▸ Assigned task
Should any entry hold a picture, omit that picture and copy the rest of the entry exactly.

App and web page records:
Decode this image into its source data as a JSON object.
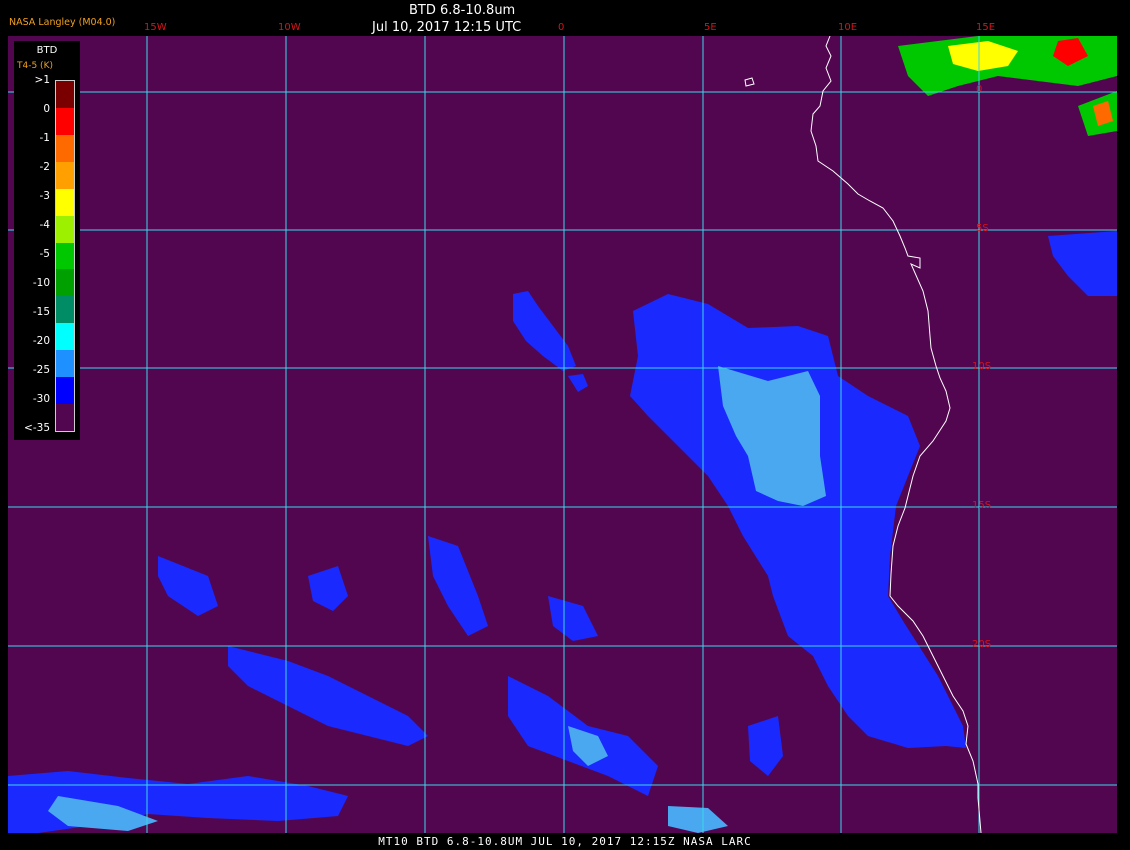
{
  "header": {
    "title": "BTD 6.8-10.8um",
    "datetime": "Jul 10, 2017 12:15 UTC",
    "agency": "NASA Langley (M04.0)"
  },
  "longitude_labels": [
    "15W",
    "10W",
    "0",
    "5E",
    "10E",
    "15E"
  ],
  "latitude_labels": [
    "0",
    "5S",
    "10S",
    "15S",
    "20S"
  ],
  "legend": {
    "title": "BTD",
    "subtitle": "T4-5 (K)",
    "ticks": [
      ">1",
      "0",
      "-1",
      "-2",
      "-3",
      "-4",
      "-5",
      "-10",
      "-15",
      "-20",
      "-25",
      "-30",
      "<-35"
    ],
    "colors": [
      "#7a0000",
      "#ff0000",
      "#ff6a00",
      "#ffa000",
      "#ffff00",
      "#9cf000",
      "#00c800",
      "#00a000",
      "#008c64",
      "#00ffff",
      "#1e90ff",
      "#0000ff",
      "#520650"
    ]
  },
  "colors": {
    "background": "#520650",
    "grid": "#38d8e8",
    "coastline": "#ffffff",
    "cloud_deep": "#1a2aff",
    "cloud_light": "#4aa8f0"
  },
  "footer": "MT10  BTD 6.8-10.8UM   JUL 10, 2017 12:15Z   NASA LARC"
}
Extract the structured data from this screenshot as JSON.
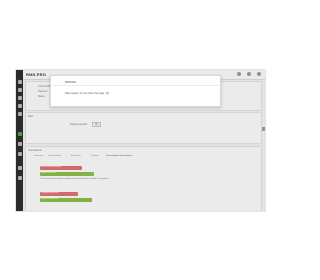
{
  "app": {
    "logo": "RMS.PRO"
  },
  "modal": {
    "title": "PAYDAY",
    "message": "Data saved, do not close the page. (3)"
  },
  "panels": {
    "top": {
      "lines": [
        "Cust ID 001",
        "Payment",
        "Status"
      ]
    },
    "filter": {
      "title": "Filter",
      "label": "Payment period",
      "value": "All"
    },
    "table": {
      "title": "Transactions",
      "tabs": [
        "Summary",
        "Cash transfer",
        "E-transfer",
        "Cheque",
        "Direct deposit transactions"
      ],
      "rows": [
        {
          "tag": "Processed transaction",
          "tag2": "Deposit recorded",
          "note": "The transaction has been completed successfully and recorded in the system."
        },
        {
          "tag": "Pending transaction",
          "tag2": "Deposit scheduled",
          "note": ""
        }
      ]
    }
  },
  "colors": {
    "sidebar": "#2f2f2f",
    "accent": "#4caf50",
    "tag_red": "#e57373",
    "tag_green": "#8bc34a"
  },
  "icons": [
    "home-icon",
    "user-icon",
    "dollar-icon",
    "chart-icon",
    "file-icon",
    "settings-icon",
    "calendar-icon",
    "mail-icon",
    "bell-icon",
    "help-icon"
  ]
}
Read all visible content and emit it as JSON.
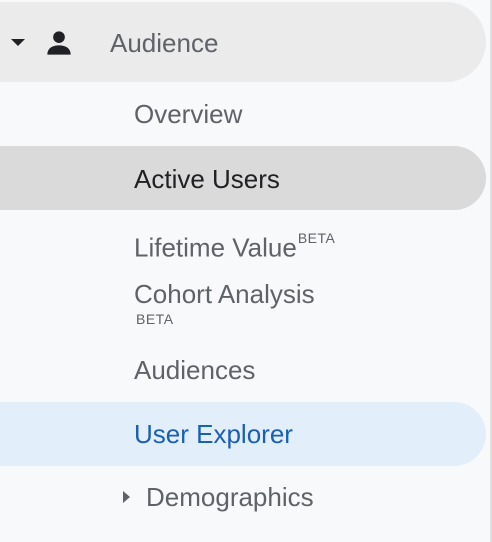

▸ Written answer
Decode this image into its source data as a JSON object.
{
  "header": {
    "title": "BTD 6.8-10.8um",
    "datetime": "Jul 10, 2017 12:15 UTC",
    "agency": "NASA Langley (M04.0)"
  },
  "longitude_labels": [
    "15W",
    "10W",
    "0",
    "5E",
    "10E",
    "15E"
  ],
  "latitude_labels": [
    "0",
    "5S",
    "10S",
    "15S",
    "20S"
  ],
  "legend": {
    "title": "BTD",
    "subtitle": "T4-5 (K)",
    "ticks": [
      ">1",
      "0",
      "-1",
      "-2",
      "-3",
      "-4",
      "-5",
      "-10",
      "-15",
      "-20",
      "-25",
      "-30",
      "<-35"
    ],
    "colors": [
      "#7a0000",
      "#ff0000",
      "#ff6a00",
      "#ffa000",
      "#ffff00",
      "#9cf000",
      "#00c800",
      "#00a000",
      "#008c64",
      "#00ffff",
      "#1e90ff",
      "#0000ff",
      "#520650"
    ]
  },
  "colors": {
    "background": "#520650",
    "grid": "#38d8e8",
    "coastline": "#ffffff",
    "cloud_deep": "#1a2aff",
    "cloud_light": "#4aa8f0"
  },
  "footer": "MT10  BTD 6.8-10.8UM   JUL 10, 2017 12:15Z   NASA LARC"
}
Extract the structured data from this screenshot as JSON.
{
  "app": {
    "logo": "RMS.PRO"
  },
  "modal": {
    "title": "PAYDAY",
    "message": "Data saved, do not close the page. (3)"
  },
  "panels": {
    "top": {
      "lines": [
        "Cust ID 001",
        "Payment",
        "Status"
      ]
    },
    "filter": {
      "title": "Filter",
      "label": "Payment period",
      "value": "All"
    },
    "table": {
      "title": "Transactions",
      "tabs": [
        "Summary",
        "Cash transfer",
        "E-transfer",
        "Cheque",
        "Direct deposit transactions"
      ],
      "rows": [
        {
          "tag": "Processed transaction",
          "tag2": "Deposit recorded",
          "note": "The transaction has been completed successfully and recorded in the system."
        },
        {
          "tag": "Pending transaction",
          "tag2": "Deposit scheduled",
          "note": ""
        }
      ]
    }
  },
  "colors": {
    "sidebar": "#2f2f2f",
    "accent": "#4caf50",
    "tag_red": "#e57373",
    "tag_green": "#8bc34a"
  },
  "icons": [
    "home-icon",
    "user-icon",
    "dollar-icon",
    "chart-icon",
    "file-icon",
    "settings-icon",
    "calendar-icon",
    "mail-icon",
    "bell-icon",
    "help-icon"
  ]
}
Read all visible content and emit it as JSON.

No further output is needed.